At the Memorial to the Murdered Jews of Europe. It was really incredible; I'll have to show you guys more pictures at some point. These huge grey stones (self cleaning, so they're always pristine) just tower over you. They are set into even rows, but the uneven heights make it feel very mazelike. It's easy to get lost in there.
Brandenburg Gate
The beer garden where we ate lunch... and where I managed to order entirely in German!
And this is where Chancellor Angela Merkel parties it up from nine to five (translation: this building is the German equivalent of the White House)
One of several markets that we explored
Checkpoint Charlie!
The ruins of the former SS headquarters, with part of the Berlin Wall in the background.
Discover Football- who's excited about the World Cup?! I know I am!
The "ampoule man" signal is rather cute, if I do say so myself. They actually originated in East Berlin- ironic because they've become a highly commercialized icon and are currently a key part of capitalism in Berlin.
The sunset was jaw-dropping.
Sunset over the Royal "Chapel"
One of my favorite sections of the wall... and Marco, haha
St. Christopher's! The hostel where we stayed was absolutely wonderful.

And I leave you with a quote that really sums up my mood of late:

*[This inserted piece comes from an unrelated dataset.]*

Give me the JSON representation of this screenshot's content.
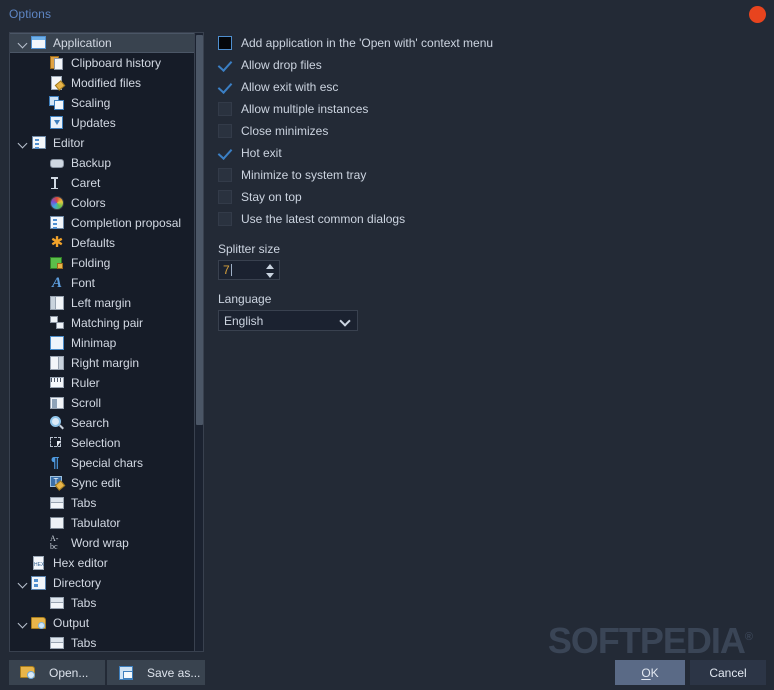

"Wandering re-establishes the original harmony which once existed between man and the universe."- Anatole France


Post a Comment